▸ Exercise brief: Copy out the listing below exactly, please, and skip any pictures.

▸ Given data:
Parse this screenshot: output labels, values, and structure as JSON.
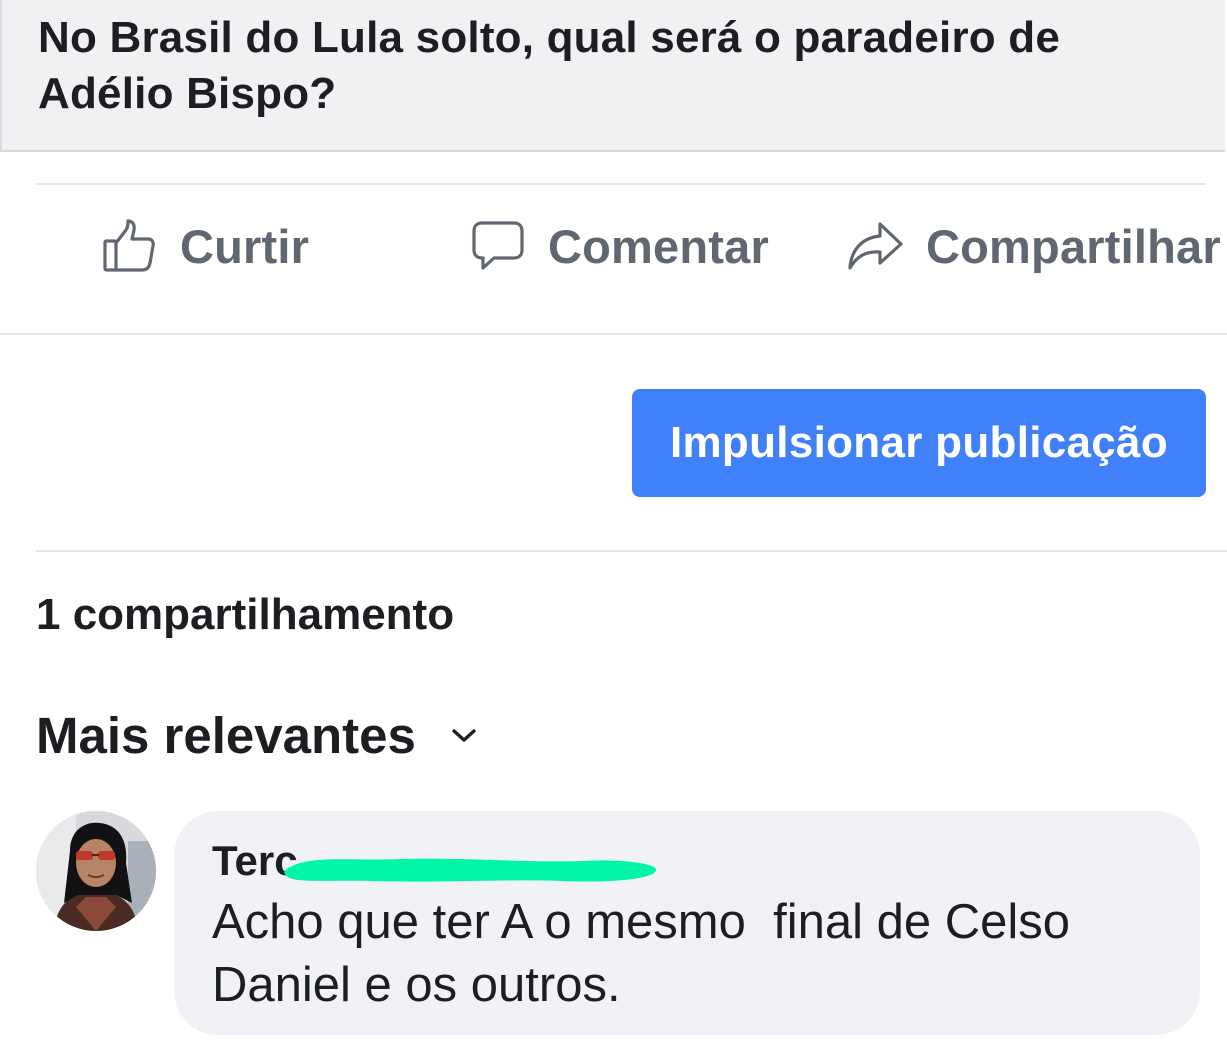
{
  "post": {
    "text": "No Brasil do Lula solto, qual será o paradeiro de Adélio Bispo?"
  },
  "actions": {
    "like_label": "Curtir",
    "comment_label": "Comentar",
    "share_label": "Compartilhar"
  },
  "boost": {
    "label": "Impulsionar publicação",
    "color": "#4080f9"
  },
  "shares": {
    "count_text": "1 compartilhamento"
  },
  "comments_sort": {
    "label": "Mais relevantes"
  },
  "comments": [
    {
      "author_visible": "Terc",
      "author_redacted": true,
      "redaction_color": "#00f5a8",
      "text": "Acho que ter A o mesmo  final de Celso Daniel e os outros."
    }
  ],
  "icons": {
    "like": "thumbs-up-icon",
    "comment": "speech-bubble-icon",
    "share": "share-arrow-icon",
    "sort": "chevron-down-icon"
  }
}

▸ Output for this task:
Parse this screenshot: output labels, values, and structure as JSON.
{
  "post": {
    "text": "No Brasil do Lula solto, qual será o paradeiro de Adélio Bispo?"
  },
  "actions": {
    "like_label": "Curtir",
    "comment_label": "Comentar",
    "share_label": "Compartilhar"
  },
  "boost": {
    "label": "Impulsionar publicação",
    "color": "#4080f9"
  },
  "shares": {
    "count_text": "1 compartilhamento"
  },
  "comments_sort": {
    "label": "Mais relevantes"
  },
  "comments": [
    {
      "author_visible": "Terc",
      "author_redacted": true,
      "redaction_color": "#00f5a8",
      "text": "Acho que ter A o mesmo  final de Celso Daniel e os outros."
    }
  ],
  "icons": {
    "like": "thumbs-up-icon",
    "comment": "speech-bubble-icon",
    "share": "share-arrow-icon",
    "sort": "chevron-down-icon"
  }
}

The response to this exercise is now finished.